In 1922, the Murray State Normal School was chartered as a state-supported teacher training institution, because the Western Kentucky State Normal School and Eastern Kentucky State Normal School could no longer produce a sufficient number of teachers to support the growing demand in the state. Located only 120 miles away from one another, and both in the western portion of the state, Murray State and Western Kentucky quickly became known as sister institutions as well as fierce competitors.
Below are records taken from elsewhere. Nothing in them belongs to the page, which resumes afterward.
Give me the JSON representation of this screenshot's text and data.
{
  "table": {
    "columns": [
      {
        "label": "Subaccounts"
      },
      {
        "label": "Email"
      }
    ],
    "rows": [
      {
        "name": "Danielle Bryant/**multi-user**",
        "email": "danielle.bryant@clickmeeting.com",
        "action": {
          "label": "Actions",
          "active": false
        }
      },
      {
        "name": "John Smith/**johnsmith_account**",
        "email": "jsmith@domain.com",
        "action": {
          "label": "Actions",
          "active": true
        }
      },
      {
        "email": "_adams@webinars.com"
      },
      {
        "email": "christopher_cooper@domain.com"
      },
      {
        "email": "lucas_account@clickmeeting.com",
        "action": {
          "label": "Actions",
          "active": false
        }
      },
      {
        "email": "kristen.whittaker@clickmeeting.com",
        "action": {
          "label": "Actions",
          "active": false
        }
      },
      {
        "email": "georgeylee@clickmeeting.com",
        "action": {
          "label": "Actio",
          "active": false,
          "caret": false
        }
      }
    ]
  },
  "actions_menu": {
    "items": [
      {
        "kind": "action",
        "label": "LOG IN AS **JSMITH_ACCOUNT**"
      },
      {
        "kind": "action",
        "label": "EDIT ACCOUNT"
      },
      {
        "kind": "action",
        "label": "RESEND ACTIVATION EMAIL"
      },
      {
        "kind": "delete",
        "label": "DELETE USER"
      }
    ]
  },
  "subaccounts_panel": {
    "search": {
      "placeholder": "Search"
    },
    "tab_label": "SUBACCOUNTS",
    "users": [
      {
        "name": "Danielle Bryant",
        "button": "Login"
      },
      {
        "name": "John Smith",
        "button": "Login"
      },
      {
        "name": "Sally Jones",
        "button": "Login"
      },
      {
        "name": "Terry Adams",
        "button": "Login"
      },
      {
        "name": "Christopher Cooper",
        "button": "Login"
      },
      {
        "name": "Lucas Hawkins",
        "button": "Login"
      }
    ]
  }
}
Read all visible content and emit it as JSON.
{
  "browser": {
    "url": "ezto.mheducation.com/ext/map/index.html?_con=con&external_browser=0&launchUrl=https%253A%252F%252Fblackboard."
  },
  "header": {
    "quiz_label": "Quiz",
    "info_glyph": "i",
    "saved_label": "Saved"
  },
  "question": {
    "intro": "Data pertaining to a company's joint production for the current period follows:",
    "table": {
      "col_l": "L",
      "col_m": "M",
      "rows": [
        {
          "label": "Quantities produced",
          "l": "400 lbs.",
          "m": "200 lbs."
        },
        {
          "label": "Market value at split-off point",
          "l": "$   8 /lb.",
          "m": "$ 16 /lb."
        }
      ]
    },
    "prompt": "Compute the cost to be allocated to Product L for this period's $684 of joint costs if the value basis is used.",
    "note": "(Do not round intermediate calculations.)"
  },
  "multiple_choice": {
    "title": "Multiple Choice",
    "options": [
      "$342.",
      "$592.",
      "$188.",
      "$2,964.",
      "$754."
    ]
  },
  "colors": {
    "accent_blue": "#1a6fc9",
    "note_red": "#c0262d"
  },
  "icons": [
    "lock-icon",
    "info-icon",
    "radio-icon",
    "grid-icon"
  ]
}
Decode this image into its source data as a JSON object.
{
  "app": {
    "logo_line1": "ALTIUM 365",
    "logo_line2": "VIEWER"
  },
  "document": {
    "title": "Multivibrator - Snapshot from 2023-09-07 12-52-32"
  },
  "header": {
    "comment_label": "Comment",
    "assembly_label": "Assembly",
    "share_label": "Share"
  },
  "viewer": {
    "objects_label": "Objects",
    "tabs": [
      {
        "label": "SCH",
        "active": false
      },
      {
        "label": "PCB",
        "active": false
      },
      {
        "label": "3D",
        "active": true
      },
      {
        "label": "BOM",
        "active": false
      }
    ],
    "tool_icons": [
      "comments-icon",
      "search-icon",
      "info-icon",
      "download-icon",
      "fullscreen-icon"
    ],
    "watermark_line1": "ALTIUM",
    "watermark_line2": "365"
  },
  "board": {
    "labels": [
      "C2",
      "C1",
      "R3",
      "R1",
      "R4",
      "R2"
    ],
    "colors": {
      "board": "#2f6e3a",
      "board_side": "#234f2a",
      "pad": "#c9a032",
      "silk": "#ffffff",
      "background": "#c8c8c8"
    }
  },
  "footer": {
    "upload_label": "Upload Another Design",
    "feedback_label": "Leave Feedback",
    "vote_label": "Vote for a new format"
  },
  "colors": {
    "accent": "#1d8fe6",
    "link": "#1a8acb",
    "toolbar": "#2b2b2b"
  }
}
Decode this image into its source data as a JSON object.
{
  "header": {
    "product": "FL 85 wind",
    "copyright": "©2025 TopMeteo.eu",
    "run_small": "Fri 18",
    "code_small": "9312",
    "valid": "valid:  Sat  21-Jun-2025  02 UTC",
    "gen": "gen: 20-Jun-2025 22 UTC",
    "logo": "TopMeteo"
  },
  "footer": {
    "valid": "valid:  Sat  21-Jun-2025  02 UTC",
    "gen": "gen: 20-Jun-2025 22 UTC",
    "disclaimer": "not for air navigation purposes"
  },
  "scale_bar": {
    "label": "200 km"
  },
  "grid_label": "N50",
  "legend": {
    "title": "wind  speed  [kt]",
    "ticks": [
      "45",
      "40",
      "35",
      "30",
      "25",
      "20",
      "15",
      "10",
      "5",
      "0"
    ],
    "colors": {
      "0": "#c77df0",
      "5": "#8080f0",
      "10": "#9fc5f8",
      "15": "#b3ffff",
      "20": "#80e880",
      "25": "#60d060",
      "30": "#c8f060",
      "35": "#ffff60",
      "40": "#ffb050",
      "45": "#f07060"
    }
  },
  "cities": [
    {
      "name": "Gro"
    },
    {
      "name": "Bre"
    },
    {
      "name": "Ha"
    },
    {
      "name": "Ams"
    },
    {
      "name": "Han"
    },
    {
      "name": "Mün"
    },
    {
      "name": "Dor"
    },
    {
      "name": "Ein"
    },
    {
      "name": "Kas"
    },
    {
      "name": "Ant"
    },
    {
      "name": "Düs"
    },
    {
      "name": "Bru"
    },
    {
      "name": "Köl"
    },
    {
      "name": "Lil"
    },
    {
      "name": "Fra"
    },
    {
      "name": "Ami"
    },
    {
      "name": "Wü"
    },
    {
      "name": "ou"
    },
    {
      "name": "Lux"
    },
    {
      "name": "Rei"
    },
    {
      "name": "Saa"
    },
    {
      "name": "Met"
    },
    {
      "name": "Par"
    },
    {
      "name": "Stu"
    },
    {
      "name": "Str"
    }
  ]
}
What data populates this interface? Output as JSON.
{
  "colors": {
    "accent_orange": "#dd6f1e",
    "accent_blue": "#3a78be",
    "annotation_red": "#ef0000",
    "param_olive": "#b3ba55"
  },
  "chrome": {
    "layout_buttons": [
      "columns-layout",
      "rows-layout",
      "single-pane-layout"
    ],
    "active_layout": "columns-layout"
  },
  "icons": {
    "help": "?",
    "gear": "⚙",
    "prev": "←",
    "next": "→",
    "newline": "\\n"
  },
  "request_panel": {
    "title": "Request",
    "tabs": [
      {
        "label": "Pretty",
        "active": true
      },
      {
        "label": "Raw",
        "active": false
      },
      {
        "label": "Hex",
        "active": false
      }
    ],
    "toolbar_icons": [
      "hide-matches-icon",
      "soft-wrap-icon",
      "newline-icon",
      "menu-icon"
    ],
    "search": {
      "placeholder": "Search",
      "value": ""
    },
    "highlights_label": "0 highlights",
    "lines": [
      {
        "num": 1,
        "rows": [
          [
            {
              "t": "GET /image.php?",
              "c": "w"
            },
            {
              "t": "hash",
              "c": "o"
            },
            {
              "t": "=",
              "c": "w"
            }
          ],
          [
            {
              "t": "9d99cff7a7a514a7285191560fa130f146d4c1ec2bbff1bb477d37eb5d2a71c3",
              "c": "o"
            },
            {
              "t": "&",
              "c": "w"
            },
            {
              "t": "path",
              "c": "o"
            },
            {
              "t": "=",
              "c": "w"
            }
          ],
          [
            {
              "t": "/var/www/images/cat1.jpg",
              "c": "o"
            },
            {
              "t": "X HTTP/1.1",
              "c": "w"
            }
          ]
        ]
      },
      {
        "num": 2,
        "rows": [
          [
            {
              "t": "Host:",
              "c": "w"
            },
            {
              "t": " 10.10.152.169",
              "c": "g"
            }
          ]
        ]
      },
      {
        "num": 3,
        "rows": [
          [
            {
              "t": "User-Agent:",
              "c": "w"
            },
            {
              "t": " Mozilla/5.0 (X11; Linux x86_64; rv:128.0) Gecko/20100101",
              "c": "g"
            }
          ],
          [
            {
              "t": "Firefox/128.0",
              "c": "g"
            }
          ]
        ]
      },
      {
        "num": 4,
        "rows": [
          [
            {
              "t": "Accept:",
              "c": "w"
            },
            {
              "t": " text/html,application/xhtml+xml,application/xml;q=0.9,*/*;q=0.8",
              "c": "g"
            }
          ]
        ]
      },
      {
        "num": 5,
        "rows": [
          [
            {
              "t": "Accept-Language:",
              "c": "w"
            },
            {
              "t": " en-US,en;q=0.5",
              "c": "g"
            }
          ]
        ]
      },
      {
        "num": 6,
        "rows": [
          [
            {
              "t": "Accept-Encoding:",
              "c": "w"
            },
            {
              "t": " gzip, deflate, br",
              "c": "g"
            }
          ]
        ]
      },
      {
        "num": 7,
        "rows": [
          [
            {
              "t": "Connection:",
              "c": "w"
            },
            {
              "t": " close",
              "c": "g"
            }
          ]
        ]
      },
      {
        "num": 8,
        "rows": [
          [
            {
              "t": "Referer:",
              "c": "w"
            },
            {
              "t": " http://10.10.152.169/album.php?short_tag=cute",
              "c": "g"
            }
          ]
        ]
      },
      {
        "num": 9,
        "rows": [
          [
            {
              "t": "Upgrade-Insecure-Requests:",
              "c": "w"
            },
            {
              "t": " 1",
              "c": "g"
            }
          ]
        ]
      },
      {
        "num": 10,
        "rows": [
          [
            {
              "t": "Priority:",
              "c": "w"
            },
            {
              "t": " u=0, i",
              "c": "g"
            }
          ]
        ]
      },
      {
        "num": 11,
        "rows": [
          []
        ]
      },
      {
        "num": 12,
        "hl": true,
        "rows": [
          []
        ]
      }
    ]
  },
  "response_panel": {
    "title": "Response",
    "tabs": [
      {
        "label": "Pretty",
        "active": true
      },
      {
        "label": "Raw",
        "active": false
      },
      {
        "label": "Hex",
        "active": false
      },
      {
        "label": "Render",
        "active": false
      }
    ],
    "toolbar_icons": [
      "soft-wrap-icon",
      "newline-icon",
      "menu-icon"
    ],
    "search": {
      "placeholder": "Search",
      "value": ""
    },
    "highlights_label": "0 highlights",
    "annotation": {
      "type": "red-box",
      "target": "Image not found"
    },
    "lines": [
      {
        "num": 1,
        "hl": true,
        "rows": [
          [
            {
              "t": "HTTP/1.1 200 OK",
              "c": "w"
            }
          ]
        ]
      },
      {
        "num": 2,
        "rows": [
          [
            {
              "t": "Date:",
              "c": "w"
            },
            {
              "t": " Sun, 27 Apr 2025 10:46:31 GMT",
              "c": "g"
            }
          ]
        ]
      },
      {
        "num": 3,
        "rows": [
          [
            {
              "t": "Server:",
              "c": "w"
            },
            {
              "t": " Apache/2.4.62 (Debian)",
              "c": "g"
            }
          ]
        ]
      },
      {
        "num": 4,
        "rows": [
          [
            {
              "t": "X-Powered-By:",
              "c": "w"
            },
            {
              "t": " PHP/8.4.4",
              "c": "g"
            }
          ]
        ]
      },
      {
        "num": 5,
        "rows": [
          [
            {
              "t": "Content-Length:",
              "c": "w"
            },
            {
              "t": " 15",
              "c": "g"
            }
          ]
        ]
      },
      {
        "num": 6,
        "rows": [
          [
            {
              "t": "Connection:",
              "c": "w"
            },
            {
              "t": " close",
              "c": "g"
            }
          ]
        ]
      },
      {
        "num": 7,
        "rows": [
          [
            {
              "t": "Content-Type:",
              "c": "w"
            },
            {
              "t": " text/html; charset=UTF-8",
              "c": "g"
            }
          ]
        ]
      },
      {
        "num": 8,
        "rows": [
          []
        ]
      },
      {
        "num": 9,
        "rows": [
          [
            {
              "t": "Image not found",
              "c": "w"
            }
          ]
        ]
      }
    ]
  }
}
In 1941, prior to a SIAA championship game between the Racers and Hilltoppers, Murray State President James H. Richmond remarked, "We are always happy when we can defeat our chief rival and greatest friend."
The football rivalry with Western Kentucky began with a Hilltopper victory on October 24, 1931. In 1939, both institutions strengthened the rivalry by scheduling the match up as the final game of their regular seasons. This tradition continued, with only four interruptions, for the next 46 years. In 1948 both schools joined together to form the Ohio Valley Conference, where Murray won the first championship in football.
The football rivalry was cemented as an annual trophy game in 1978 known as the Battle for the Red Belt. The Red Belt originated in 1978 when WKU athletic trainer Bill Edwards attended a district trainers' meeting in Atlanta with Murray State trainer Tom Simmons. Simmons forgot to bring a belt, and borrowed a red one from Edwards. After the meeting, Edwards asked for the return of his belt, but Simmons responded that WKU would have to battle Murray State in football to get it back. Simmons had the belt mounted on a large plaque with brass plates to record the annual game scores of the annual rivalry game. The annual meetings between the two teams ended in 2000, but the Battle for the Red Belt is still played on in intermittent basis. The last game was played in 2008 when a record crowd of 22,297 in Bowling Green watched the Hilltoppers beat the Racers 50-9 and maintain possession of the Red Belt. The Racers and Hilltoppers have met 67 times in football, with Western Kentucky leading the series 36-24-7.
|Al Giordano||Guard/Linebacker||1955, 1956|
|Don Clayton||Running Hack||1973|
|Eddie McFarland||Defensive Back||1977|
|Terry Love||Defensive Back||1979|
|Anthony Hutch||Running Back||1993|
|Derrick Cullors||Running Back||1995|
|Anthony Hutch||Defensive Lineman||1995|
|William Hampton||Defensive Back||1995, 1996|
|Reggie Swinton||Wide Receiver||1996|
|Marcus Stepp||Defensive Lineman||1998|
|Brian Bivens||Punter||1999 (Second-Team)|
|Shane Andrus||Kicker||2001 (First-Team)|
|Nathan Williams||Linebacker||2008 (First-Team)|
|Austen Lane||Defensive End||2008 (Third-Team), 2009 (First-Team)|
|Marcus Harris||Wide Receiver||2010 (Second-Team)|
|Casey Brockman||Quarterback||2011 (Third-Team), 2012 (Second-Team)|
|Walt Powell||Wide Receiver||2011 (First-Team)|
- Aubrey, Will. "Retrospective: Josh McKeel leads by example". examiner.com. October 5, 2011.
- "NCAA sanctions Kingsville". Tampa Bay Times. Sep 21, 2000. 14C.
- "Series Results: Austin Peay" (PDF). 2014 Murray State Football Media Guide. Murray State University. p. 130.
- "Series Results: Eastern Kentucky" (PDF). 2014 Murray State Football Media Guide. Murray State University. p. 130.
- "Series records" (PDF), 2014 Southeast Missouri State Football Guide: 136
- "Series Results: UT Martin" (PDF). 2014 Murray State Football Media Guide. Murray State University. p. 133.